Dr Alison Gray and Magnus Peterson, of Strathclyde’s Department of Mathematics and Statistics, warn the figures ought to be of major concern because bees play a pivotal role in crop pollination, agricultural yields and, therefore, food supply and prices.

Last winter’s figures represent 156 colonies lost during the winter of 2012-13, out of a total of 498 colonies being managed by beekeepers taking part in the survey. Furthermore, 67 of the 117 beekeepers who provided useable data reported losing at least some of their colonies between 1 October 2012 and 1 April 2013.

Dr Gray said: “This is an extremely high loss rate.

“In fact, the loss rate last winter is the highest we have found since these surveys began in 2006 — and is similar to that over the winter of 2009-10, when we estimate that 30.9 per cent of colonies were lost.

“Results from European colleagues conducting similar surveys show that the loss rate in Scotland is amongst the highest in Europe this year, while similarly high losses have been reported recently from England and Wales.”

The results were based on responses to online and postal questionnaires from a random sample of 300 members of the Scottish Beekeepers’ Association, which is thought to represent most of the country’s estimated 1,300 beekeepers.

Since the spring of 2008, Mr Peterson has also been collecting data twice a year, from a network of volunteers across Scotland, on wild honey bees — those not managed by beekeepers and which instead live in habitats such as hollow trees and the roofs of old buildings. Last winter, 11 out of 20 wild honey bee colonies known to be alive last September — and reported on this spring — are known to have died.

Mr Peterson said: “The latest results indicate a low survival rate, of just 45 per cent, amongst feral colonies over this last winter. This is the worst winter survival rate amongst the feral colonies known to the volunteers since they started monitoring them five years ago.”

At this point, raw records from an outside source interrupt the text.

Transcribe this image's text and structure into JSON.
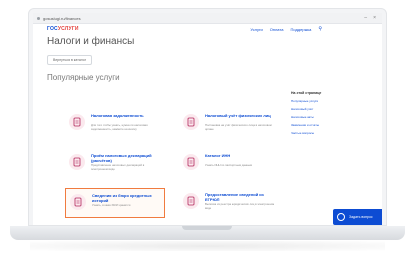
{
  "browser": {
    "url": "gosuslugi.ru/finances",
    "controls": [
      "–",
      "×"
    ]
  },
  "site": {
    "logo_main": "ГОС",
    "logo_accent": "УСЛУГИ",
    "nav": [
      "Услуги",
      "Оплата",
      "Поддержка"
    ]
  },
  "page": {
    "title": "Налоги и финансы",
    "back_label": "Вернуться в каталог",
    "section_title": "Популярные услуги"
  },
  "cards": [
    {
      "title": "Налоговая задолженность",
      "desc": "Для того чтобы узнать, нужна ли налоговая задолженность, нажмите на кнопку"
    },
    {
      "title": "Налоговый учёт физических лиц",
      "desc": "Постановка на учёт физического лица в налоговом органе"
    },
    {
      "title": "Приём налоговых деклараций (расчётов)",
      "desc": "Представление налоговых деклараций в электронном виде"
    },
    {
      "title": "Каталог ИНН",
      "desc": "Узнать ИНН по паспортным данным"
    },
    {
      "title": "Сведения из бюро кредитных историй",
      "desc": "Узнать, в каких БКИ хранится"
    },
    {
      "title": "Предоставление сведений из ЕГРЮЛ",
      "desc": "Выписка из реестра юридических лиц в электронном виде"
    }
  ],
  "side": {
    "title": "На этой странице",
    "links": [
      "Популярные услуги",
      "Налоговый учёт",
      "Налоговые акты",
      "Заявления и отчёты",
      "Частые вопросы"
    ]
  },
  "help": {
    "label": "Задать вопрос"
  },
  "colors": {
    "brand_blue": "#0d4cd3",
    "brand_red": "#e4403b",
    "highlight": "#f07b3f",
    "icon_bg": "#fbe9ee"
  }
}
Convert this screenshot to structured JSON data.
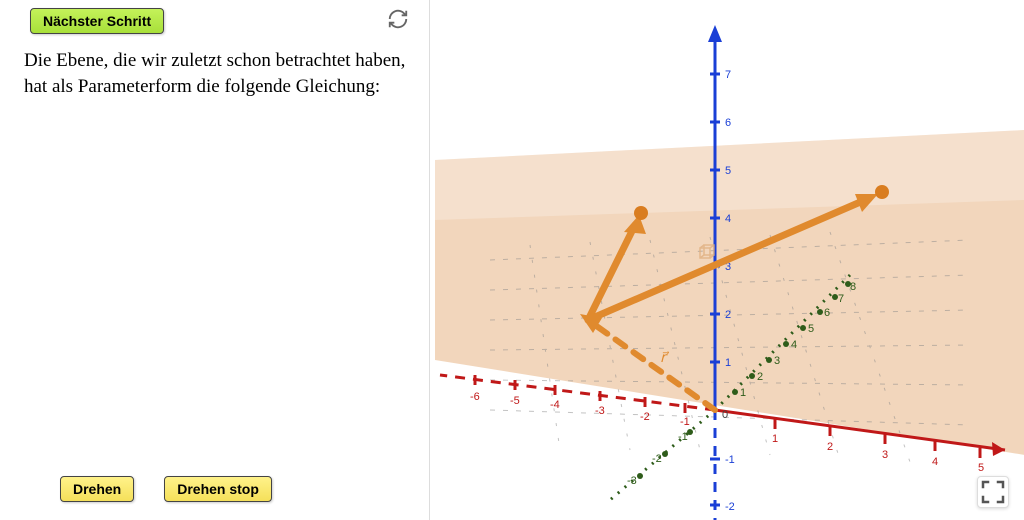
{
  "buttons": {
    "next_step": "Nächster Schritt",
    "rotate": "Drehen",
    "rotate_stop": "Drehen stop"
  },
  "description": "Die Ebene, die wir zuletzt schon betrachtet haben, hat als Parameterform die folgende Gleichung:",
  "vector_label": "r⃗",
  "axes": {
    "z_ticks": [
      "-2",
      "-1",
      "1",
      "2",
      "3",
      "4",
      "5",
      "6",
      "7"
    ],
    "x_ticks_neg": [
      "-6",
      "-5",
      "-4",
      "-3",
      "-2",
      "-1"
    ],
    "x_ticks_pos": [
      "1",
      "2",
      "3",
      "4",
      "5"
    ],
    "y_ticks_neg": [
      "-3",
      "-2",
      "-1"
    ],
    "y_ticks_pos": [
      "1",
      "2",
      "3",
      "4",
      "5",
      "6",
      "7",
      "8"
    ]
  },
  "origin_label": "0",
  "colors": {
    "plane": "#e3a56b",
    "vector": "#e08a2e",
    "x_axis": "#c01818",
    "y_axis": "#2e5c1a",
    "z_axis": "#1a3fd6"
  }
}
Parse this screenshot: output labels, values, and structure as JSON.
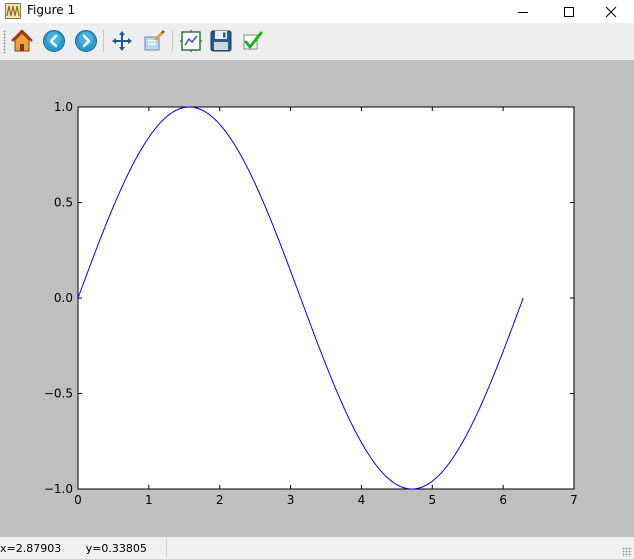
{
  "window": {
    "title": "Figure 1",
    "controls": [
      "minimize",
      "maximize",
      "close"
    ]
  },
  "toolbar": {
    "buttons": [
      {
        "name": "home",
        "icon": "home-icon"
      },
      {
        "name": "back",
        "icon": "back-arrow-icon"
      },
      {
        "name": "forward",
        "icon": "forward-arrow-icon"
      },
      {
        "name": "pan",
        "icon": "pan-move-icon"
      },
      {
        "name": "zoom",
        "icon": "zoom-rect-icon"
      },
      {
        "name": "subplots",
        "icon": "configure-subplots-icon"
      },
      {
        "name": "save",
        "icon": "floppy-disk-icon"
      },
      {
        "name": "edit",
        "icon": "checkmark-icon"
      }
    ]
  },
  "status": {
    "coords": "x=2.87903       y=0.33805"
  },
  "chart_data": {
    "type": "line",
    "title": "",
    "xlabel": "",
    "ylabel": "",
    "xlim": [
      0,
      7
    ],
    "ylim": [
      -1.0,
      1.0
    ],
    "xticks": [
      "0",
      "1",
      "2",
      "3",
      "4",
      "5",
      "6",
      "7"
    ],
    "yticks": [
      "1.0",
      "0.5",
      "0.0",
      "−0.5",
      "−1.0"
    ],
    "grid": false,
    "series": [
      {
        "color": "#0000ff",
        "x_range": [
          0,
          6.2832
        ],
        "x": [
          0,
          0.3307,
          0.6614,
          0.9921,
          1.3228,
          1.5708,
          1.9842,
          2.3149,
          2.6456,
          2.9762,
          3.3069,
          3.6376,
          3.9683,
          4.299,
          4.7124,
          4.9604,
          5.2911,
          5.6218,
          5.9525,
          6.2832
        ],
        "y": [
          0,
          0.3247,
          0.6142,
          0.8372,
          0.9697,
          1.0,
          0.9158,
          0.7357,
          0.4759,
          0.1646,
          -0.1646,
          -0.4759,
          -0.7357,
          -0.9158,
          -1.0,
          -0.9697,
          -0.8372,
          -0.6142,
          -0.3247,
          0
        ]
      }
    ]
  }
}
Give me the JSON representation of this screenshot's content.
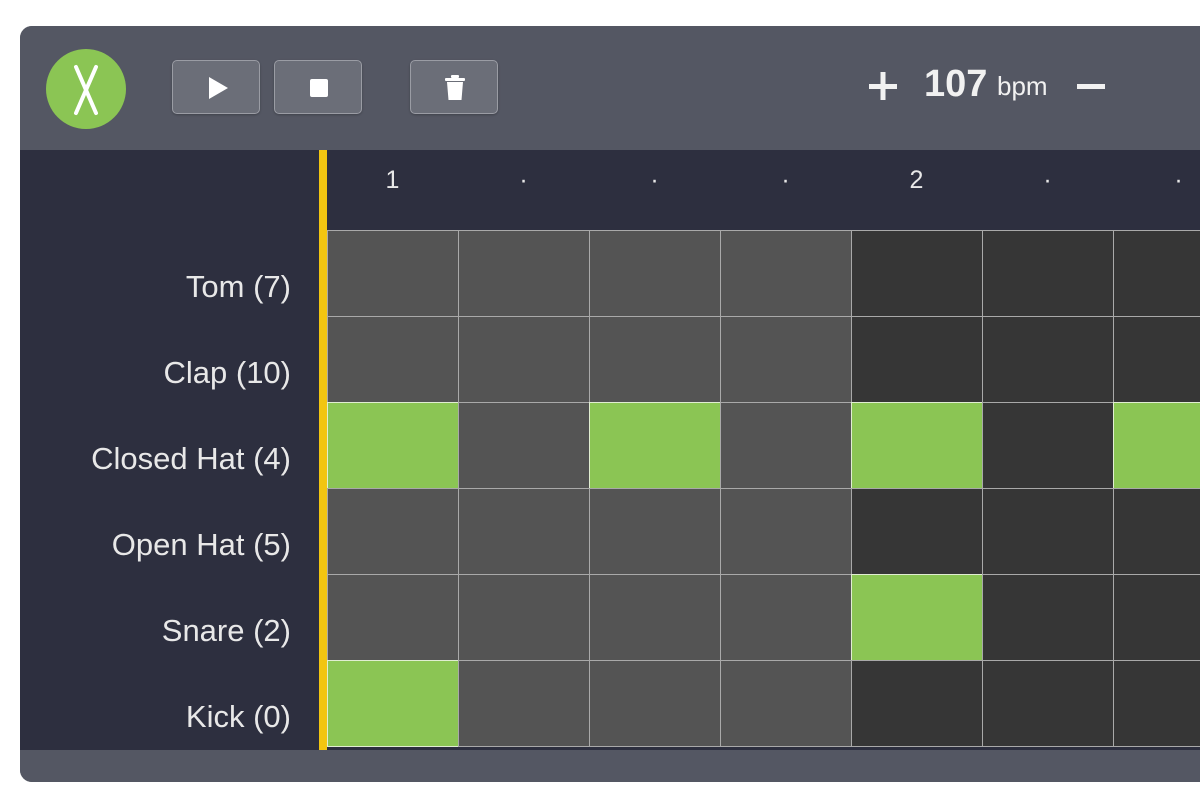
{
  "toolbar": {
    "logo_icon": "crossed-drumsticks-icon",
    "play_icon": "play-icon",
    "stop_icon": "stop-icon",
    "clear_icon": "trash-icon",
    "tempo_increase_label": "+",
    "tempo_value": "107",
    "tempo_unit": "bpm",
    "tempo_decrease_label": "–"
  },
  "colors": {
    "accent_green": "#8bc554",
    "playhead_yellow": "#f2c511",
    "panel": "#545763",
    "background_dark": "#2d2f3f"
  },
  "beat_labels": [
    "1",
    "·",
    "·",
    "·",
    "2",
    "·",
    "·"
  ],
  "rows": [
    {
      "label": "Tom (7)",
      "steps": [
        0,
        0,
        0,
        0,
        0,
        0,
        0
      ]
    },
    {
      "label": "Clap (10)",
      "steps": [
        0,
        0,
        0,
        0,
        0,
        0,
        0
      ]
    },
    {
      "label": "Closed Hat (4)",
      "steps": [
        1,
        0,
        1,
        0,
        1,
        0,
        1
      ]
    },
    {
      "label": "Open Hat (5)",
      "steps": [
        0,
        0,
        0,
        0,
        0,
        0,
        0
      ]
    },
    {
      "label": "Snare (2)",
      "steps": [
        0,
        0,
        0,
        0,
        1,
        0,
        0
      ]
    },
    {
      "label": "Kick (0)",
      "steps": [
        1,
        0,
        0,
        0,
        0,
        0,
        0
      ]
    }
  ]
}
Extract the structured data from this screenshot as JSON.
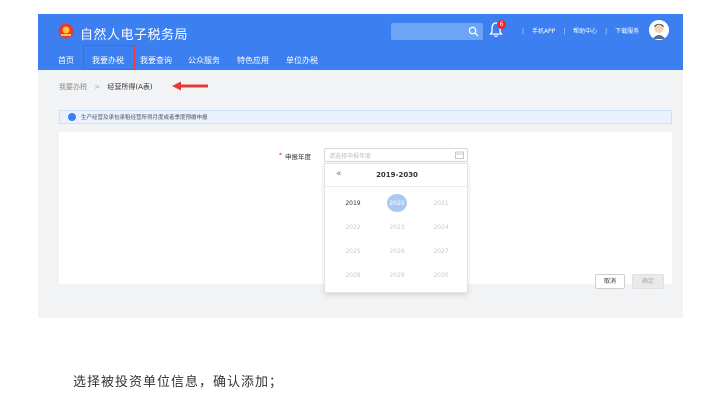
{
  "header": {
    "brand": "自然人电子税务局",
    "bell_badge": "6",
    "links": [
      "手机APP",
      "帮助中心",
      "下载服务"
    ]
  },
  "nav": {
    "items": [
      "首页",
      "我要办税",
      "我要查询",
      "公众服务",
      "特色应用",
      "单位办税"
    ]
  },
  "breadcrumb": {
    "parent": "我要办税",
    "separator": ">",
    "current": "经营所得(A表)"
  },
  "notice": {
    "text": "生产经营及承包承租经营所得月度或者季度预缴申报"
  },
  "form": {
    "required_mark": "*",
    "year_label": "申报年度",
    "year_placeholder": "请选择申报年度"
  },
  "picker": {
    "prev": "«",
    "range_title": "2019-2030",
    "years": [
      "2019",
      "2020",
      "2021",
      "2022",
      "2023",
      "2024",
      "2025",
      "2026",
      "2027",
      "2028",
      "2029",
      "2030"
    ],
    "selected": "2020"
  },
  "buttons": {
    "cancel": "取消",
    "confirm": "确定"
  },
  "caption": "选择被投资单位信息，确认添加；",
  "colors": {
    "header_blue": "#3b7ff0",
    "highlight_red": "#e53935",
    "selected_year": "#a9c9f4"
  }
}
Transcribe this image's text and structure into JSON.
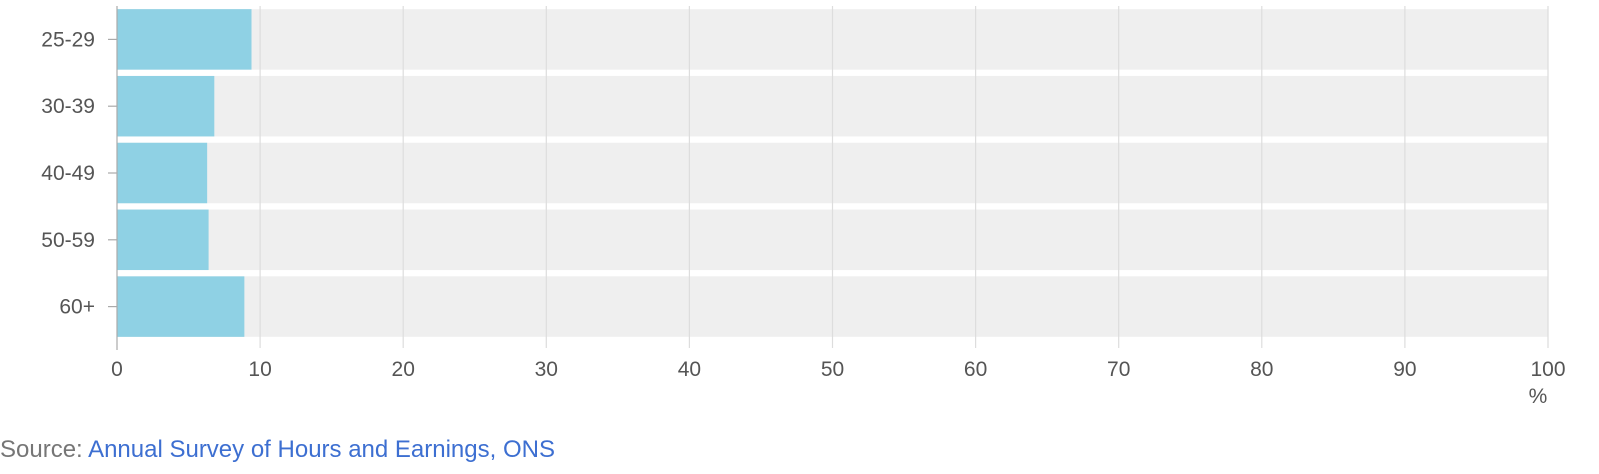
{
  "chart_data": {
    "type": "bar",
    "orientation": "horizontal",
    "categories": [
      "25-29",
      "30-39",
      "40-49",
      "50-59",
      "60+"
    ],
    "values": [
      9.4,
      6.8,
      6.3,
      6.4,
      8.9
    ],
    "xlim": [
      0,
      100
    ],
    "x_ticks": [
      0,
      10,
      20,
      30,
      40,
      50,
      60,
      70,
      80,
      90,
      100
    ],
    "x_unit": "%",
    "grid": true,
    "colors": {
      "bar": "#8fd1e4",
      "track": "#efefef",
      "grid": "#dddddd",
      "axis": "#aaaaaa"
    }
  },
  "source": {
    "prefix": "Source: ",
    "link_text": "Annual Survey of Hours and Earnings, ONS"
  }
}
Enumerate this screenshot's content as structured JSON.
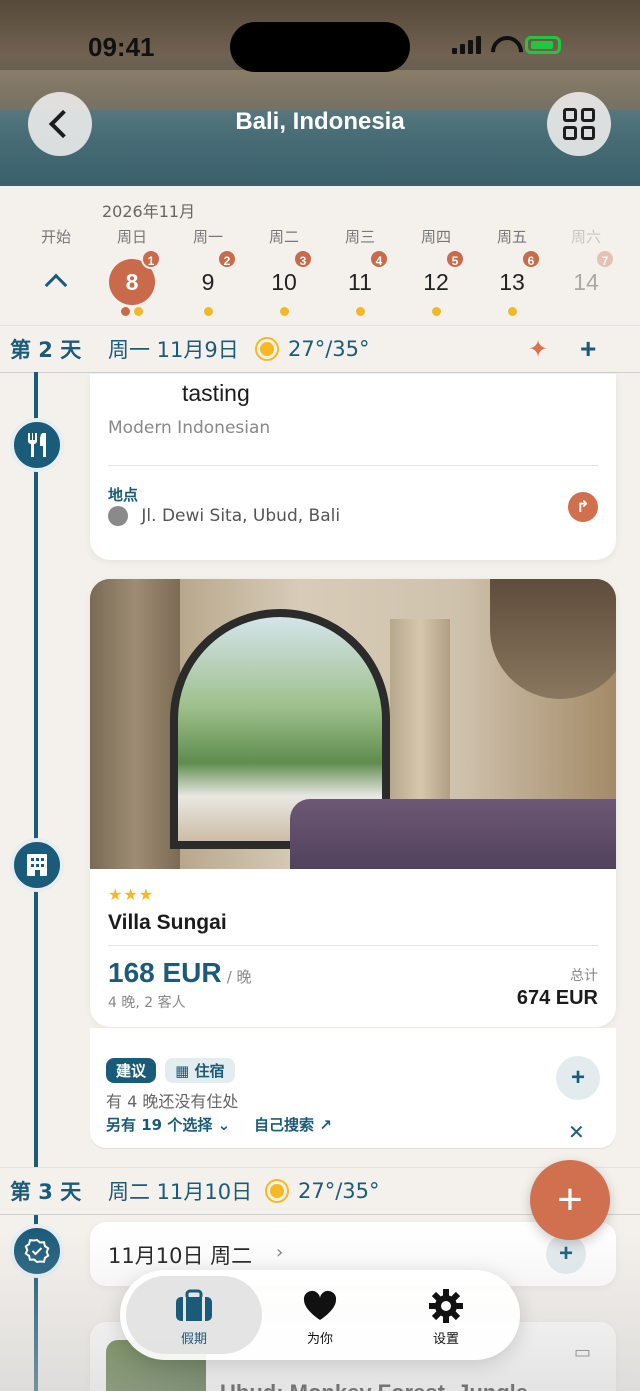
{
  "status_bar": {
    "time": "09:41"
  },
  "header": {
    "title": "Bali, Indonesia"
  },
  "calendar": {
    "month": "2026年11月",
    "start_label": "开始",
    "days": [
      {
        "weekday": "周日",
        "day": "8",
        "badge": "1",
        "selected": true
      },
      {
        "weekday": "周一",
        "day": "9",
        "badge": "2"
      },
      {
        "weekday": "周二",
        "day": "10",
        "badge": "3"
      },
      {
        "weekday": "周三",
        "day": "11",
        "badge": "4"
      },
      {
        "weekday": "周四",
        "day": "12",
        "badge": "5"
      },
      {
        "weekday": "周五",
        "day": "13",
        "badge": "6"
      },
      {
        "weekday": "周六",
        "day": "14",
        "badge": "7"
      }
    ]
  },
  "day2": {
    "label": "第 2 天",
    "date": "周一 11月9日",
    "temp": "27°/35°"
  },
  "restaurant": {
    "title": "tasting",
    "cuisine": "Modern Indonesian",
    "location_label": "地点",
    "address": "Jl. Dewi Sita, Ubud, Bali"
  },
  "villa": {
    "stars": "★★★",
    "name": "Villa Sungai",
    "price": "168 EUR",
    "per_night": "/ 晚",
    "details": "4 晚, 2 客人",
    "total_label": "总计",
    "total": "674 EUR"
  },
  "suggestion": {
    "chip_suggest": "建议",
    "chip_stay": "住宿",
    "message": "有 4 晚还没有住处",
    "more": "另有 19 个选择",
    "search": "自己搜索 ↗"
  },
  "day3": {
    "label": "第 3 天",
    "date": "周二 11月10日",
    "temp": "27°/35°",
    "card_title": "11月10日 周二"
  },
  "next_card": {
    "title": "Ubud: Monkey Forest, Jungle"
  },
  "tabbar": {
    "tab1": "假期",
    "tab2": "为你",
    "tab3": "设置"
  },
  "colors": {
    "accent": "#1b5b7a",
    "brand": "#c96a4b",
    "star": "#f1b927"
  }
}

Dr Gray told how bees face many challenges internationally. She said: “Honey bees worldwide are having to contend with habitat loss and reduction in variety of forage sources due to pressures of intensifying land use, increasing spread of new and old pests — caused by globalisation of trade in bees and bee products — as well as possible adverse effects of agricultural pesticides.

“For bees in northern Europe, poor weather conditions — combined with these various other factors which impact adversely on bees — are certainly making beekeeping a challenge and survival difficult for honey bees generally.

“The difficult weather conditions are a particular problem in Scotland, with severe winters followed by long cold wet springs being a problem, especially if it comes after a poor wet summer as in this last year.”

In April, Rural Affairs Secretary Richard Lochhead announced the Scottish Government was making £200,000 available to help commercial bee farmers to restock and rebuild their colonies, which were devastated by prolonged winter weather conditions.

ScienceDaily: Agriculture and Food News